Some Deal

Let our journalists help you make sense of the noise: Subscribe to the Mother Jones Daily newsletter and get a recap of news that matters.

I’m sure everyone’s been reading analyses of the big Senate filibuster deal elsewhere. (If not, Joe Gandelman has the roundup to end all roundups.) My view? Well, I’m on record as arguing that a strict supermajority requirement—or at the very least, a viable filibuster threat—is probably a good thing for all judicial nominees, in order to keep the bench stacked with moderates who represent the will of the broader Senate, and that’s not what was put in place here. Under the current arrangement, the Democrats can only filibuster in “extraordinary circumstances”—something that was already being done—so we’ll see if that actually moderates the choices of judges. Given that Janice Rogers Brown and Priscilla Owen were both set to be confirmed—two corporate shills in judges’ robes with only the loosest of respect for precedent—I’m guessing not.

On the plus side, though, the Democrats still have the ability to filibuster a Supreme Court nominee to replace the soon-to-be-retiring William Rehnquist, and I think the threat of a Supreme Court showdown—and this time under a hotter media glare—will be enough to convince Bush to nominate a less-activist conservative.

On the downside, Tom Frank is right that the Republicans won the framing game here: “By bracketing the debate between two right-wing extremes—confirm every nominee except for a handful or confirm every nominee through use of the nuclear option—the Republicans had won before they’d even begun.” More focus ought to have been put on the fact that Bush really is nominating terrible judges, beyond the pale. Again, these aren’t people who somehow “apply” the law instead of some liberal alternative, they’re all bought-and-paid-for corporate hacks or wholly unqualified legal minds. The Republicans have successfully obscured that little fact, and they succeed in doing so every time they shamelessly imply that liberals don’t like Janice Rogers Brown because she’s black, or William Pryor because he’s Catholic.
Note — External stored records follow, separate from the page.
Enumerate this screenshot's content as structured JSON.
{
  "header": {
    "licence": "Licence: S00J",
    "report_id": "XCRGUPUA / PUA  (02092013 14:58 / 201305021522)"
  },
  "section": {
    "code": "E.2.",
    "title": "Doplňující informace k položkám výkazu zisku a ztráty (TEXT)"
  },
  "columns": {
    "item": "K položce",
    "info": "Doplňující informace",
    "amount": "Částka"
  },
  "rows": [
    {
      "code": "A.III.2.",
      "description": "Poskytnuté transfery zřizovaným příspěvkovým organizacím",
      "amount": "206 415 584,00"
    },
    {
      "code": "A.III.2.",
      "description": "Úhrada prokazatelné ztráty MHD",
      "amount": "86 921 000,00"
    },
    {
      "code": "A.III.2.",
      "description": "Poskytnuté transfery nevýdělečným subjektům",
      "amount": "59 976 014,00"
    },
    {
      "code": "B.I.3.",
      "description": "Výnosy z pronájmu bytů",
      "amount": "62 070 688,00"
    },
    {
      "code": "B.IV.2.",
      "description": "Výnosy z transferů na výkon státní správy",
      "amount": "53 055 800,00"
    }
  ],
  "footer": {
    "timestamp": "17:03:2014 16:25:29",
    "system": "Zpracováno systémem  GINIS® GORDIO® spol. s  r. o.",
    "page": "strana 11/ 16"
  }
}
Headshot of Editor in Chief of Mother Jones, Clara Jeffery

It sure feels that way to me, and here at Mother Jones, we’ve been thinking a lot about what journalism needs to do differently, and how we can have the biggest impact.

We kept coming back to one word: corruption. Democracy and the rule of law being undermined by those with wealth and power for their own gain. So we're launching an ambitious Mother Jones Corruption Project to do deep, time-intensive reporting on systemic corruption, and asking the MoJo community to help crowdfund it.

We aim to hire, build a team, and give them the time and space needed to understand how we got here and how we might get out. We want to dig into the forces and decisions that have allowed massive conflicts of interest, influence peddling, and win-at-all-costs politics to flourish.

It's unlike anything we've done, and we have seed funding to get started, but we're looking to raise $500,000 from readers by July when we'll be making key budgeting decisions—and the more resources we have by then, the deeper we can dig. If our plan sounds good to you, please help kickstart it with a tax-deductible donation today.

Thanks for reading—whether or not you can pitch in today, or ever, I'm glad you're with us.

Signed by Clara Jeffery

Clara Jeffery, Editor-in-Chief

payment methods

We Recommend